**PROVIDED INFORMATION**
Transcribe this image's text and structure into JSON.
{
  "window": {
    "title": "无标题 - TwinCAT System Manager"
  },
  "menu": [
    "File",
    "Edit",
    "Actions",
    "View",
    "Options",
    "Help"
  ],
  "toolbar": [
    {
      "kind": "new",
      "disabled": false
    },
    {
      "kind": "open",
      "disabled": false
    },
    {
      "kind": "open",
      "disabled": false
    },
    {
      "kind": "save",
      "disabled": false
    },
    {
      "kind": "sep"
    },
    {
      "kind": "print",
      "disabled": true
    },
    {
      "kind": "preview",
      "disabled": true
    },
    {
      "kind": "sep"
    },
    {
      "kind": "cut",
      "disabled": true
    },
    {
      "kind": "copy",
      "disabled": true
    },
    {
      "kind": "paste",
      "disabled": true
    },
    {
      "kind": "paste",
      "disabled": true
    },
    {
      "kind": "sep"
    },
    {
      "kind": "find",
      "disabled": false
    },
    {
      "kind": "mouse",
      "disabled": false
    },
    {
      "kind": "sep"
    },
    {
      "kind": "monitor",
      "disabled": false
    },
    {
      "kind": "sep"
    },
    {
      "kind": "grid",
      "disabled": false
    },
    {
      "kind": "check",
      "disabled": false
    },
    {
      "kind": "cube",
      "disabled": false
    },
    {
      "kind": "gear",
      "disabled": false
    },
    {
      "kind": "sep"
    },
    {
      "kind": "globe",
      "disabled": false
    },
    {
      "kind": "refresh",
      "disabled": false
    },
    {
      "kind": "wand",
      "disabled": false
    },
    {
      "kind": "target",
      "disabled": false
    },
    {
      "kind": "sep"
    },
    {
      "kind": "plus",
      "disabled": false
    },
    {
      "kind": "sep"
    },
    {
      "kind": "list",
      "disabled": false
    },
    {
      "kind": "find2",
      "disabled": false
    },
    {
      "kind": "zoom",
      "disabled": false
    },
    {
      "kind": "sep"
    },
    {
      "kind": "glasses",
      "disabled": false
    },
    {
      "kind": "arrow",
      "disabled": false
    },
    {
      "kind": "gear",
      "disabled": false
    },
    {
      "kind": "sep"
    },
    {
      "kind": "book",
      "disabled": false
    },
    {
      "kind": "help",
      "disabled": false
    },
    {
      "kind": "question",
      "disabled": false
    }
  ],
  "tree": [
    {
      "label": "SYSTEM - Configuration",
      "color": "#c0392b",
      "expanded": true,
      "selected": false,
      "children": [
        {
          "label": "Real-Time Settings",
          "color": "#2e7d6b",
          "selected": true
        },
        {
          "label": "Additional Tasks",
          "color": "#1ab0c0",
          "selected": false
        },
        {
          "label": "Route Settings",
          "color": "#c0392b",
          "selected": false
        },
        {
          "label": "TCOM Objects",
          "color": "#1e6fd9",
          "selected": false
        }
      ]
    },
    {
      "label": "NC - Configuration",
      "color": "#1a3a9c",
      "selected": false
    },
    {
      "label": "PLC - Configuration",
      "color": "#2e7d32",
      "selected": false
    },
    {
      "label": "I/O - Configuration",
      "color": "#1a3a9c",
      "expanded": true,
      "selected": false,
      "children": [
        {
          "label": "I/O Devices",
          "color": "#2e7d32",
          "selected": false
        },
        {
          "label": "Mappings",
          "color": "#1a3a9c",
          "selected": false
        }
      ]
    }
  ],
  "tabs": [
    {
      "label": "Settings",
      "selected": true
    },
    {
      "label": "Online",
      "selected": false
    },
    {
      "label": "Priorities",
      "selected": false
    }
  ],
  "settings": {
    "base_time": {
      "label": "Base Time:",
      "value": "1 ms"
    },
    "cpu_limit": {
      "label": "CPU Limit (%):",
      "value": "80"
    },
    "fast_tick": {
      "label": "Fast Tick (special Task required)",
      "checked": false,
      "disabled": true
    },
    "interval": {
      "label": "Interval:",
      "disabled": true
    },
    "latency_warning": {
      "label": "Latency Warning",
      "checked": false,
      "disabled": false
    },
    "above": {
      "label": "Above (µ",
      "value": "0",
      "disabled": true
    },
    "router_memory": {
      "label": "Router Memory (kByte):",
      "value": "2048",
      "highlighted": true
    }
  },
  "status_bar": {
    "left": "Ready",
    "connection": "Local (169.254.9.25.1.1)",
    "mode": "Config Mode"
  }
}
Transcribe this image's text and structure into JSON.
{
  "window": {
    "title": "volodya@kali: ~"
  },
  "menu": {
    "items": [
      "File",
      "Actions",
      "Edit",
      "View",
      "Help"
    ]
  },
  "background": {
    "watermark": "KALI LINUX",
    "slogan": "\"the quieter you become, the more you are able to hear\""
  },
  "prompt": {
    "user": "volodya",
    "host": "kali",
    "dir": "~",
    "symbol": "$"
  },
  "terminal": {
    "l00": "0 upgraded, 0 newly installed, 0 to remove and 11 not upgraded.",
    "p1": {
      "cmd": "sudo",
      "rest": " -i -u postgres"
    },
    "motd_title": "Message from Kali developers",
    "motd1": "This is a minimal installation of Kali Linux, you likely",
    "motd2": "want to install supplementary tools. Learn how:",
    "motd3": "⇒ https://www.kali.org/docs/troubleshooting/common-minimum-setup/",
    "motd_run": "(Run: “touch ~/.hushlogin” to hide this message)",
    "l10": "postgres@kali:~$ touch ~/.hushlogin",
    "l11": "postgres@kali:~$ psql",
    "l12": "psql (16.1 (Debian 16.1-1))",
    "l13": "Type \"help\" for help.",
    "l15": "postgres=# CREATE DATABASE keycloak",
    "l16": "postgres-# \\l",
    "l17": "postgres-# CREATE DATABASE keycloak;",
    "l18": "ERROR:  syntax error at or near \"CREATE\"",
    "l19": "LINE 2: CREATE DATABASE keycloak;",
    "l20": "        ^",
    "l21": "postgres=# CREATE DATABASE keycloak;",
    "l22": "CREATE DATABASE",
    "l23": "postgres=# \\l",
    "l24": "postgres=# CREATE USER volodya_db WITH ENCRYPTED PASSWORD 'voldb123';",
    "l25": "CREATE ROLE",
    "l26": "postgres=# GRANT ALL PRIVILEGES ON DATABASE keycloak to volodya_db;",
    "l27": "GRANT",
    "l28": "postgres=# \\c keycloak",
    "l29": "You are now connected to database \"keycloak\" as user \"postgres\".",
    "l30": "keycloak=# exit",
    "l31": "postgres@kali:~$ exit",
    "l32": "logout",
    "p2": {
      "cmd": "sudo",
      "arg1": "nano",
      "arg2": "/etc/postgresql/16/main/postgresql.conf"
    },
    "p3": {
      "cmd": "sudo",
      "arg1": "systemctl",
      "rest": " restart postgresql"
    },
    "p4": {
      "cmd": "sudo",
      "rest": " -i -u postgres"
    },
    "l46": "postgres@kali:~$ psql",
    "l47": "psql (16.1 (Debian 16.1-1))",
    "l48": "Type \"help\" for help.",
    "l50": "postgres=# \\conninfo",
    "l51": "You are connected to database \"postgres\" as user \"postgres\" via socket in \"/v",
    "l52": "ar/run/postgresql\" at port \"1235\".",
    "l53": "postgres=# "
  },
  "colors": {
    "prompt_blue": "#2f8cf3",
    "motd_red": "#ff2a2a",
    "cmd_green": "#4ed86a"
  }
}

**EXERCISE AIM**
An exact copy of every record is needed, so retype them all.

**FINISHED EXERCISE**
Transcribe this image's text and structure into JSON.
{
  "window": {
    "title": "无标题 - TwinCAT System Manager"
  },
  "menu": [
    "File",
    "Edit",
    "Actions",
    "View",
    "Options",
    "Help"
  ],
  "toolbar": [
    {
      "kind": "new",
      "disabled": false
    },
    {
      "kind": "open",
      "disabled": false
    },
    {
      "kind": "open",
      "disabled": false
    },
    {
      "kind": "save",
      "disabled": false
    },
    {
      "kind": "sep"
    },
    {
      "kind": "print",
      "disabled": true
    },
    {
      "kind": "preview",
      "disabled": true
    },
    {
      "kind": "sep"
    },
    {
      "kind": "cut",
      "disabled": true
    },
    {
      "kind": "copy",
      "disabled": true
    },
    {
      "kind": "paste",
      "disabled": true
    },
    {
      "kind": "paste",
      "disabled": true
    },
    {
      "kind": "sep"
    },
    {
      "kind": "find",
      "disabled": false
    },
    {
      "kind": "mouse",
      "disabled": false
    },
    {
      "kind": "sep"
    },
    {
      "kind": "monitor",
      "disabled": false
    },
    {
      "kind": "sep"
    },
    {
      "kind": "grid",
      "disabled": false
    },
    {
      "kind": "check",
      "disabled": false
    },
    {
      "kind": "cube",
      "disabled": false
    },
    {
      "kind": "gear",
      "disabled": false
    },
    {
      "kind": "sep"
    },
    {
      "kind": "globe",
      "disabled": false
    },
    {
      "kind": "refresh",
      "disabled": false
    },
    {
      "kind": "wand",
      "disabled": false
    },
    {
      "kind": "target",
      "disabled": false
    },
    {
      "kind": "sep"
    },
    {
      "kind": "plus",
      "disabled": false
    },
    {
      "kind": "sep"
    },
    {
      "kind": "list",
      "disabled": false
    },
    {
      "kind": "find2",
      "disabled": false
    },
    {
      "kind": "zoom",
      "disabled": false
    },
    {
      "kind": "sep"
    },
    {
      "kind": "glasses",
      "disabled": false
    },
    {
      "kind": "arrow",
      "disabled": false
    },
    {
      "kind": "gear",
      "disabled": false
    },
    {
      "kind": "sep"
    },
    {
      "kind": "book",
      "disabled": false
    },
    {
      "kind": "help",
      "disabled": false
    },
    {
      "kind": "question",
      "disabled": false
    }
  ],
  "tree": [
    {
      "label": "SYSTEM - Configuration",
      "color": "#c0392b",
      "expanded": true,
      "selected": false,
      "children": [
        {
          "label": "Real-Time Settings",
          "color": "#2e7d6b",
          "selected": true
        },
        {
          "label": "Additional Tasks",
          "color": "#1ab0c0",
          "selected": false
        },
        {
          "label": "Route Settings",
          "color": "#c0392b",
          "selected": false
        },
        {
          "label": "TCOM Objects",
          "color": "#1e6fd9",
          "selected": false
        }
      ]
    },
    {
      "label": "NC - Configuration",
      "color": "#1a3a9c",
      "selected": false
    },
    {
      "label": "PLC - Configuration",
      "color": "#2e7d32",
      "selected": false
    },
    {
      "label": "I/O - Configuration",
      "color": "#1a3a9c",
      "expanded": true,
      "selected": false,
      "children": [
        {
          "label": "I/O Devices",
          "color": "#2e7d32",
          "selected": false
        },
        {
          "label": "Mappings",
          "color": "#1a3a9c",
          "selected": false
        }
      ]
    }
  ],
  "tabs": [
    {
      "label": "Settings",
      "selected": true
    },
    {
      "label": "Online",
      "selected": false
    },
    {
      "label": "Priorities",
      "selected": false
    }
  ],
  "settings": {
    "base_time": {
      "label": "Base Time:",
      "value": "1 ms"
    },
    "cpu_limit": {
      "label": "CPU Limit (%):",
      "value": "80"
    },
    "fast_tick": {
      "label": "Fast Tick (special Task required)",
      "checked": false,
      "disabled": true
    },
    "interval": {
      "label": "Interval:",
      "disabled": true
    },
    "latency_warning": {
      "label": "Latency Warning",
      "checked": false,
      "disabled": false
    },
    "above": {
      "label": "Above (µ",
      "value": "0",
      "disabled": true
    },
    "router_memory": {
      "label": "Router Memory (kByte):",
      "value": "2048",
      "highlighted": true
    }
  },
  "status_bar": {
    "left": "Ready",
    "connection": "Local (169.254.9.25.1.1)",
    "mode": "Config Mode"
  }
}
Transcribe this image's text and structure into JSON.
{
  "window": {
    "title": "volodya@kali: ~"
  },
  "menu": {
    "items": [
      "File",
      "Actions",
      "Edit",
      "View",
      "Help"
    ]
  },
  "background": {
    "watermark": "KALI LINUX",
    "slogan": "\"the quieter you become, the more you are able to hear\""
  },
  "prompt": {
    "user": "volodya",
    "host": "kali",
    "dir": "~",
    "symbol": "$"
  },
  "terminal": {
    "l00": "0 upgraded, 0 newly installed, 0 to remove and 11 not upgraded.",
    "p1": {
      "cmd": "sudo",
      "rest": " -i -u postgres"
    },
    "motd_title": "Message from Kali developers",
    "motd1": "This is a minimal installation of Kali Linux, you likely",
    "motd2": "want to install supplementary tools. Learn how:",
    "motd3": "⇒ https://www.kali.org/docs/troubleshooting/common-minimum-setup/",
    "motd_run": "(Run: “touch ~/.hushlogin” to hide this message)",
    "l10": "postgres@kali:~$ touch ~/.hushlogin",
    "l11": "postgres@kali:~$ psql",
    "l12": "psql (16.1 (Debian 16.1-1))",
    "l13": "Type \"help\" for help.",
    "l15": "postgres=# CREATE DATABASE keycloak",
    "l16": "postgres-# \\l",
    "l17": "postgres-# CREATE DATABASE keycloak;",
    "l18": "ERROR:  syntax error at or near \"CREATE\"",
    "l19": "LINE 2: CREATE DATABASE keycloak;",
    "l20": "        ^",
    "l21": "postgres=# CREATE DATABASE keycloak;",
    "l22": "CREATE DATABASE",
    "l23": "postgres=# \\l",
    "l24": "postgres=# CREATE USER volodya_db WITH ENCRYPTED PASSWORD 'voldb123';",
    "l25": "CREATE ROLE",
    "l26": "postgres=# GRANT ALL PRIVILEGES ON DATABASE keycloak to volodya_db;",
    "l27": "GRANT",
    "l28": "postgres=# \\c keycloak",
    "l29": "You are now connected to database \"keycloak\" as user \"postgres\".",
    "l30": "keycloak=# exit",
    "l31": "postgres@kali:~$ exit",
    "l32": "logout",
    "p2": {
      "cmd": "sudo",
      "arg1": "nano",
      "arg2": "/etc/postgresql/16/main/postgresql.conf"
    },
    "p3": {
      "cmd": "sudo",
      "arg1": "systemctl",
      "rest": " restart postgresql"
    },
    "p4": {
      "cmd": "sudo",
      "rest": " -i -u postgres"
    },
    "l46": "postgres@kali:~$ psql",
    "l47": "psql (16.1 (Debian 16.1-1))",
    "l48": "Type \"help\" for help.",
    "l50": "postgres=# \\conninfo",
    "l51": "You are connected to database \"postgres\" as user \"postgres\" via socket in \"/v",
    "l52": "ar/run/postgresql\" at port \"1235\".",
    "l53": "postgres=# "
  },
  "colors": {
    "prompt_blue": "#2f8cf3",
    "motd_red": "#ff2a2a",
    "cmd_green": "#4ed86a"
  }
}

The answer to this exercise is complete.